1 C firmly packed spearmint leaves
2 green chillies
1 clove garlic
1 t salt
2 t sugar
1 t garam masala
1/3 C fresh lemon juice
2 T water
Cut the onions into small stalks, and seed and coarsely chop the chillies. Add all ingredients to a blender or food processor and pulse until well blended. Place into a small dish, cover, and refrigerate until ready to eat.
Serve on anything even remotely Indian/Pakistiani/Sri Lankan.
2 t cumin seeds
1 1/2 t coriander seeds
2 t fenugreek seeds
3 dried bay leaves
1/2 t celery seeds
3/4 t ground turmeric
In a dry skillet over medium heat, toast the cumin, coriander, fenugreek, celery seeds and bay leaves being careful to not let it burn. Toss frequently and remove when it just barely starts to smoke slightly.

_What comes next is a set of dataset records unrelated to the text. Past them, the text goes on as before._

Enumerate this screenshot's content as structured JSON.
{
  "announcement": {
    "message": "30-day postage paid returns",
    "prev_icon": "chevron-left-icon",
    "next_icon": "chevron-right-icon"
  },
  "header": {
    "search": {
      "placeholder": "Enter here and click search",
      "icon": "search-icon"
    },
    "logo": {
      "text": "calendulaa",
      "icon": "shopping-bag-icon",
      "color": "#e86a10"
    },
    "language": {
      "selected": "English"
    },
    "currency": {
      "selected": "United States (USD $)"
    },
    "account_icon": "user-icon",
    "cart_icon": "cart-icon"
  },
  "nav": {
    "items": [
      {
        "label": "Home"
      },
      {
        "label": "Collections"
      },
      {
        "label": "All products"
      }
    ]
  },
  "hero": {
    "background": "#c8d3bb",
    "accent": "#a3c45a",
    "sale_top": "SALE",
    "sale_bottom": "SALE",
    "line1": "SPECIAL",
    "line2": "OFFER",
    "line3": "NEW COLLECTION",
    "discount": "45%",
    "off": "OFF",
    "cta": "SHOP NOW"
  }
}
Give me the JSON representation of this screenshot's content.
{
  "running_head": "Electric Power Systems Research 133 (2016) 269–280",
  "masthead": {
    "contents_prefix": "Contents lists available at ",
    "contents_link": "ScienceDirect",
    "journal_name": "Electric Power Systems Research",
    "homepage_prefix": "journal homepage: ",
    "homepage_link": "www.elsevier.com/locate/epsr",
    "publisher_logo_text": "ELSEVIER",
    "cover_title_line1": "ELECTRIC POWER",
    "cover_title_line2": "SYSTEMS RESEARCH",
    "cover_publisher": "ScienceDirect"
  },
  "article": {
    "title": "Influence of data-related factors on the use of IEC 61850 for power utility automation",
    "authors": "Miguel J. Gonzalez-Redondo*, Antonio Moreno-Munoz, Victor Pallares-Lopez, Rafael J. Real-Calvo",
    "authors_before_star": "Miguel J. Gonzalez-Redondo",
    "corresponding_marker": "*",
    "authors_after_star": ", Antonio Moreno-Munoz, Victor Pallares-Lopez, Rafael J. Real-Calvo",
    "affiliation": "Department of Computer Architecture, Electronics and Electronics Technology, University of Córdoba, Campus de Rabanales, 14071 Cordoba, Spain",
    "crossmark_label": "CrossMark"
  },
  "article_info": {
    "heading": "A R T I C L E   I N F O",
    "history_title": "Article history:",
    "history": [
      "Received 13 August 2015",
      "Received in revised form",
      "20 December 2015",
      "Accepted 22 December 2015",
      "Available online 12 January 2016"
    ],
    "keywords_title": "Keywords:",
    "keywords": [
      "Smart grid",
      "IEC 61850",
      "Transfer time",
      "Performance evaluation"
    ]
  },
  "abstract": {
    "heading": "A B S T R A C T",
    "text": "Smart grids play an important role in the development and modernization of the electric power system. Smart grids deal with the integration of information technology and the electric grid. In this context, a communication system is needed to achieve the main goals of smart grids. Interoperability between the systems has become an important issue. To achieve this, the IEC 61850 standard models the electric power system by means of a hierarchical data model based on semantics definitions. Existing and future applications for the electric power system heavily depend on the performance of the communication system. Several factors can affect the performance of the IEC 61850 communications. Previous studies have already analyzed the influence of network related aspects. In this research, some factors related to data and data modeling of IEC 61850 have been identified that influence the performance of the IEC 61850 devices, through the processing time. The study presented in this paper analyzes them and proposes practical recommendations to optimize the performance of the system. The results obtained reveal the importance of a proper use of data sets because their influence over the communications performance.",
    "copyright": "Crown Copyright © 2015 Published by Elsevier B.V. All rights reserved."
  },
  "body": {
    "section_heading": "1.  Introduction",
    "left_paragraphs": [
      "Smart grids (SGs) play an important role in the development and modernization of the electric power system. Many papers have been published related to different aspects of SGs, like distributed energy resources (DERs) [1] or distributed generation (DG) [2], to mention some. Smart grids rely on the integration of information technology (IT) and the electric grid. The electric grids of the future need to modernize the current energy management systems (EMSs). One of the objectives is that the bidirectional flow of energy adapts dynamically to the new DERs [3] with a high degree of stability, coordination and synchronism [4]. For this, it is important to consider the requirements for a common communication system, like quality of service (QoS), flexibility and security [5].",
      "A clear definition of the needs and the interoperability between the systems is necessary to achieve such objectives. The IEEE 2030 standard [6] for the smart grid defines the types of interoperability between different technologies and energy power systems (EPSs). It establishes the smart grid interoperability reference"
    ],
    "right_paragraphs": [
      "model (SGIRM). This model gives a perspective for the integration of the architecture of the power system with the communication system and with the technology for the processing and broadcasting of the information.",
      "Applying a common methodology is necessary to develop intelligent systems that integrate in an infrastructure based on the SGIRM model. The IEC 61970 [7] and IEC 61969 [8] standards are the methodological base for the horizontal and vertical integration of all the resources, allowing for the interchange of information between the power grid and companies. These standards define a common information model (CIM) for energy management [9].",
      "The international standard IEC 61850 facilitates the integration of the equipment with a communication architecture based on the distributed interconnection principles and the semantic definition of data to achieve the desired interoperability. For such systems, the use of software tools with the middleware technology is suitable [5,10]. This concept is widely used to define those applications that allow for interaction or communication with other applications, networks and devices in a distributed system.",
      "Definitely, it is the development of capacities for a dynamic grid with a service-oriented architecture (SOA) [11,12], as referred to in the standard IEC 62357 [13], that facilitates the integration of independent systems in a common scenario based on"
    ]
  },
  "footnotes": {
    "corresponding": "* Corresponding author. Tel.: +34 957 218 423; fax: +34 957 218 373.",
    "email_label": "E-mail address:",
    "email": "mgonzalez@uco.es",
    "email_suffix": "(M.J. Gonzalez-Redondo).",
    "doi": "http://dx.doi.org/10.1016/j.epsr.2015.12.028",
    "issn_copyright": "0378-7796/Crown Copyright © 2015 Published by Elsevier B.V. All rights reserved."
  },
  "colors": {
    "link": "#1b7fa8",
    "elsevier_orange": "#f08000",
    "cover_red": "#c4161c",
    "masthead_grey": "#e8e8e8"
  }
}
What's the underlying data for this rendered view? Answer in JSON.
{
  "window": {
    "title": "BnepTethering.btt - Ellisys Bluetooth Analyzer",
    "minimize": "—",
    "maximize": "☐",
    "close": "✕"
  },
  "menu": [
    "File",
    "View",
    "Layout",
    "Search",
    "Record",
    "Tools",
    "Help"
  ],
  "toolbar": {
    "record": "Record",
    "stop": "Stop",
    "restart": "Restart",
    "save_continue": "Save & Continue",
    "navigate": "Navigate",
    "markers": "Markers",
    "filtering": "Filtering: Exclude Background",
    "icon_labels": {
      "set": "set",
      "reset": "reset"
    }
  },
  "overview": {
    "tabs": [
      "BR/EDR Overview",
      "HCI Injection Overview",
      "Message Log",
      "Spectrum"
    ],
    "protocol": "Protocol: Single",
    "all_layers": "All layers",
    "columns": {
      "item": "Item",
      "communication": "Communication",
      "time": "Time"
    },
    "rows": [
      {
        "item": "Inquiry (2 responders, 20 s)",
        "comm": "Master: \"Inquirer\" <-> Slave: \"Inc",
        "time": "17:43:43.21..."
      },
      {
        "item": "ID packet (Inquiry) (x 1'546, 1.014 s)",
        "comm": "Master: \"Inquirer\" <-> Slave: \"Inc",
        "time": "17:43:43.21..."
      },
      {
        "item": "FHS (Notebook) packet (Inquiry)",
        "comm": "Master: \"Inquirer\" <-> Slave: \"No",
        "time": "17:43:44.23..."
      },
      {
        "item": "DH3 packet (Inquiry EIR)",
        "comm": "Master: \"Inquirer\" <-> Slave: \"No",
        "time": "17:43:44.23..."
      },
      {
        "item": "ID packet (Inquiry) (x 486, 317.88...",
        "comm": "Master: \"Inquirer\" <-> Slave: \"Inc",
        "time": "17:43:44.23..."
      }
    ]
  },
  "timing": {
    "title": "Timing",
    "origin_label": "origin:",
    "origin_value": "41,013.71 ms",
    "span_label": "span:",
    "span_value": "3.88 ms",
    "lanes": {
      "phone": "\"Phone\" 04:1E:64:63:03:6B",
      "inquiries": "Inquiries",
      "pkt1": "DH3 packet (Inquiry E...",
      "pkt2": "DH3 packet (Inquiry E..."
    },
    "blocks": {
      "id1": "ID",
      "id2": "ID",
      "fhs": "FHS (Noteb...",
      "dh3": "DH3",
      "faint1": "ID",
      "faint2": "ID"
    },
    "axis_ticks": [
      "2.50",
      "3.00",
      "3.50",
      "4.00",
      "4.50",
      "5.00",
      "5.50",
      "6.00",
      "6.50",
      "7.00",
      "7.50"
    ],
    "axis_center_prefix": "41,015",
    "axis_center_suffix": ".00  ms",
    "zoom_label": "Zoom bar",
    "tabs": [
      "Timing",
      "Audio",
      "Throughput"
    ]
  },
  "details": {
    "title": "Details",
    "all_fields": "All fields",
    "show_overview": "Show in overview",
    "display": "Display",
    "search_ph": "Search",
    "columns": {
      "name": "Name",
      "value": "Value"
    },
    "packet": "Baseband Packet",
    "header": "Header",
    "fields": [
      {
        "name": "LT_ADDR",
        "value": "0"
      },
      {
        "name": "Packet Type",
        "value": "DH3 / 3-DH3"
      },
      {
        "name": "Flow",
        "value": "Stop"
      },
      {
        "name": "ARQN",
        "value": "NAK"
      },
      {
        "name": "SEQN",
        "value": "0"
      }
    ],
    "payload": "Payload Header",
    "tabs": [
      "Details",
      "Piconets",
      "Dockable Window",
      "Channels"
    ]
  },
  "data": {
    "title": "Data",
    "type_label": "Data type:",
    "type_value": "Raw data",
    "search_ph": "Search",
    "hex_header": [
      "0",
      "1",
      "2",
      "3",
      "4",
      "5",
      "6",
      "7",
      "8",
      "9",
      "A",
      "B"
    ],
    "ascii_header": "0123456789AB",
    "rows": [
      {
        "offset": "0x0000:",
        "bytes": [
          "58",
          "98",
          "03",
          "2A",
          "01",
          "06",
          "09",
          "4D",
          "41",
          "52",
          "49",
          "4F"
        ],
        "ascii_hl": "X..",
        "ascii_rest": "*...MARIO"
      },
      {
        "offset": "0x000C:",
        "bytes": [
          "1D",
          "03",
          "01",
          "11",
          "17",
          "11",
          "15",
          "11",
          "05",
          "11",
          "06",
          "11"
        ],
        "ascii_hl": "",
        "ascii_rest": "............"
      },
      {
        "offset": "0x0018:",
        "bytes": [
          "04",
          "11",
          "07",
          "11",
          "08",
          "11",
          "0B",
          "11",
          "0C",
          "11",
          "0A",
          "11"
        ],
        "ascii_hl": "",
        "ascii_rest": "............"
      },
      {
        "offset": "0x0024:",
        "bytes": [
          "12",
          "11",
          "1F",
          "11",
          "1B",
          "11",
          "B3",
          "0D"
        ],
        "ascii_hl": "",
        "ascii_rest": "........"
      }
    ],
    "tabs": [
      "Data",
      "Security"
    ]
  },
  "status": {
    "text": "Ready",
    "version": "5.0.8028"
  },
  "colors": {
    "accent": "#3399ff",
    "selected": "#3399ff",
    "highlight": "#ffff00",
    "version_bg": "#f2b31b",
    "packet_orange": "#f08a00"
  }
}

Grind in a spice grinder or mortal and pestle until a fine powder, adding in the turmeric at the end.
1 t cumin seeds
3/4 t coriander seeds
3/4 t fennel seeds
1 t ground ginger
1/2 t ground garlic
1/4 t cayenne
In a dry skillet over medium heat, toast the cumin, coriander and fennel, being careful to not let it burn. Toss frequently and remove when it just barely starts to smoke slightly.
Grind in a spice grinder or mortal and pestle until a fine powder, adding in the ginger, garlic and cayenne.
I use this as a general rub for all sorts of meats – whether as a seasoning before going into a curry, or as a rub before being grilled.
1 T chilli powder
1½ t freshly ground cumin
1 t freshly ground coriander
1 t smoked paprika
1 t oregano
½ t garlic powder
½ t onion powder
½ t red pepper flakes, depending on how spicy your chilli powder is
1 t kosher salt
1½ t corn starch (optional)
First of all make sure your chilli powder is nothing but dried, ground chillis. Often they’ll sell you chilli powder that has many other additives in it. I like a nice hot chilli powder, and if it’s hot enough, will omit the red pepper flakes entirely.
Mix all ingredients together, adding the corn starch only if you want to have a thicker, saucier taco meat (you’ll have to add water as well to the taco meat for this to happen). Alternatively, you can make the spice mix and add in the corn starch to the meat separately.